Without wanting to sound like a tinfoil hat wearing paranoid loony, I've just stumbled upon a rather good question in Hansard tabled by Francis Maude which has receved a response fromt he House of Commons Commission via Nick Harvey, and I have to say the least both exclaimed "what a load of bollocks" followed by "hmmm that sounds awfully iffy".
Francis Maude asked whether or not MPs are permitted and able to install Pretty Good Privacy encryption on their Parliamentary computers. He was told that yes, they could if they wanted to, hwever if it restrcited suopport access to the machine it would mean no support from the Parliamentary ICT department.
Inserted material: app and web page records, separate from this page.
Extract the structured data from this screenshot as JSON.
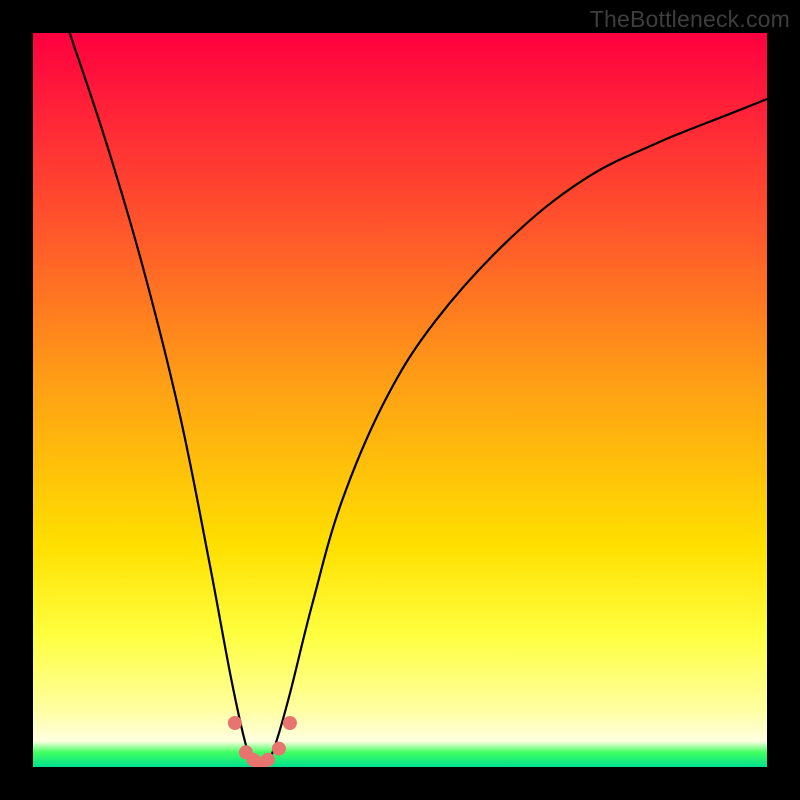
{
  "watermark": "TheBottleneck.com",
  "chart_data": {
    "type": "line",
    "title": "",
    "xlabel": "",
    "ylabel": "",
    "ylim": [
      0,
      100
    ],
    "xlim": [
      0,
      100
    ],
    "series": [
      {
        "name": "bottleneck-curve",
        "x": [
          5,
          10,
          15,
          20,
          24,
          27,
          29,
          30,
          31,
          32,
          33,
          35,
          38,
          42,
          48,
          55,
          65,
          75,
          85,
          95,
          100
        ],
        "values": [
          100,
          85,
          68,
          48,
          28,
          12,
          3,
          1,
          0.5,
          1,
          3,
          10,
          22,
          36,
          50,
          61,
          72,
          80,
          85,
          89,
          91
        ]
      }
    ],
    "markers": {
      "name": "min-region",
      "color": "#e8746f",
      "x": [
        27.5,
        29,
        30,
        31,
        32,
        33.5,
        35
      ],
      "values": [
        6,
        2,
        1,
        0.5,
        1,
        2.5,
        6
      ]
    },
    "gradient_stops": [
      {
        "pos": 0.0,
        "color": "#ff0040"
      },
      {
        "pos": 0.7,
        "color": "#ffe000"
      },
      {
        "pos": 0.95,
        "color": "#ffffc0"
      },
      {
        "pos": 1.0,
        "color": "#00e090"
      }
    ]
  }
}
The response then said,
PICT has recently completed an evaluation of encryption software and Pretty Good Privacy (PGP) was found to be incompatible with Parliament’s current version of VPN (remote access) software. Therefore, this product is not recommended for users of that service. As part of the evaluation PICT has identified another product that can be deployed to Members’ loaned machines by PICT at no cost to Members. The software can also be acquired by Members at their own cost, if they wish to have it installed on machines that they have purchased through PICT.So the first point here is that PGP is "incompatible" with the VPN software. This answer caused me to say "bollocks". Whilst I can theorise about possible ways this could be true, it seem highly unlikely and dubious.
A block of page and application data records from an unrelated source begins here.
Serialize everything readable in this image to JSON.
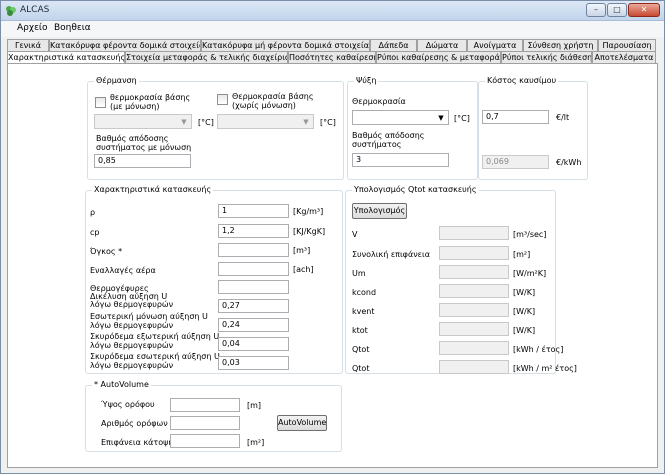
{
  "window": {
    "title": "ALCAS",
    "minimize_glyph": "–",
    "maximize_glyph": "□",
    "close_glyph": "✕"
  },
  "menu": [
    "Αρχείο",
    "Βοηθεια"
  ],
  "tabs_row1": [
    "Γενικά",
    "Κατακόρυφα φέροντα δομικά στοιχεία",
    "Κατακόρυφα μή φέροντα δομικά στοιχεία",
    "Δάπεδα",
    "Δώματα",
    "Ανοίγματα",
    "Σύνθεση χρήστη",
    "Παρουσίαση"
  ],
  "tabs_row2": [
    "Χαρακτηριστικά κατασκευής",
    "Στοιχεία μεταφοράς & τελικής διαχείρισης",
    "Ποσότητες καθαίρεσης",
    "Ρύποι καθαίρεσης & μεταφοράς",
    "Ρύποι τελικής διάθεσης",
    "Αποτελέσματα"
  ],
  "heating": {
    "title": "Θέρμανση",
    "check1_label_l1": "θερμοκρασία βάσης",
    "check1_label_l2": "(με μόνωση)",
    "check2_label_l1": "Θερμοκρασία βάσης",
    "check2_label_l2": "(χωρίς μόνωση)",
    "unit1": "[°C]",
    "unit2": "[°C]",
    "efficiency_label_l1": "Βαθμός απόδοσης",
    "efficiency_label_l2": "συστήματος με μόνωση",
    "efficiency_value": "0,85"
  },
  "cooling": {
    "title": "Ψύξη",
    "temp_label": "Θερμοκρασία",
    "unit": "[°C]",
    "efficiency_label_l1": "Βαθμός απόδοσης",
    "efficiency_label_l2": "συστήματος",
    "efficiency_value": "3"
  },
  "fuel_cost": {
    "title": "Κόστος καυσίμου",
    "value1": "0,7",
    "unit1": "€/lt",
    "value2": "0,069",
    "unit2": "€/kWh"
  },
  "characteristics": {
    "title": "Χαρακτηριστικά κατασκευής",
    "rows": [
      {
        "label_l1": "ρ",
        "label_l2": "",
        "value": "1",
        "unit": "[Kg/m³]"
      },
      {
        "label_l1": "cp",
        "label_l2": "",
        "value": "1,2",
        "unit": "[KJ/KgK]"
      },
      {
        "label_l1": "Όγκος *",
        "label_l2": "",
        "value": "",
        "unit": "[m³]"
      },
      {
        "label_l1": "Εναλλαγές αέρα",
        "label_l2": "",
        "value": "",
        "unit": "[ach]"
      },
      {
        "label_l1": "Θερμογέφυρες",
        "label_l2": "",
        "value": "",
        "unit": ""
      },
      {
        "label_l1": "Δικέλυση αύξηση U",
        "label_l2": "λόγω θερμογεφυρών",
        "value": "0,27",
        "unit": ""
      },
      {
        "label_l1": "Εσωτερική μόνωση αύξηση U",
        "label_l2": "λόγω θερμογεφυρών",
        "value": "0,24",
        "unit": ""
      },
      {
        "label_l1": "Σκυρόδεμα εξωτερική αύξηση U",
        "label_l2": "λόγω θερμογεφυρών",
        "value": "0,04",
        "unit": ""
      },
      {
        "label_l1": "Σκυρόδεμα εσωτερική αύξηση U",
        "label_l2": "λόγω θερμογεφυρών",
        "value": "0,03",
        "unit": ""
      }
    ]
  },
  "qtot": {
    "title": "Υπολογισμός Qtot κατασκευής",
    "button": "Υπολογισμός",
    "rows": [
      {
        "label": "V",
        "unit": "[m³/sec]"
      },
      {
        "label": "Συνολική επιφάνεια",
        "unit": "[m²]"
      },
      {
        "label": "Um",
        "unit": "[W/m²K]"
      },
      {
        "label": "kcond",
        "unit": "[W/K]"
      },
      {
        "label": "kvent",
        "unit": "[W/K]"
      },
      {
        "label": "ktot",
        "unit": "[W/K]"
      },
      {
        "label": "Qtot",
        "unit": "[kWh / έτος]"
      },
      {
        "label": "Qtot",
        "unit": "[kWh / m² έτος]"
      }
    ]
  },
  "autovolume": {
    "title": "* AutoVolume",
    "rows": [
      {
        "label": "Ύψος ορόφου",
        "unit": "[m]"
      },
      {
        "label": "Αριθμός ορόφων",
        "unit": ""
      },
      {
        "label": "Επιφάνεια κάτοψης",
        "unit": "[m²]"
      }
    ],
    "button": "AutoVolume"
  }
}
What bothered me more though was the second part of the answer which stated there was some other encryptiopn product that MPs could use that is provided by the Parliamentary authorities. Would that be a product that the authorities could easily decrypt perhaps? Note that this is the paranoid moment.
I would hope perhaps that Francis Maude might follow up the question with a supplementary asking the PICT to provide the detailed technical explanation of how the VPN software is incompatible with what is an industry standard system that has been around for absolute years. The answer can always be placed in the Library of the House.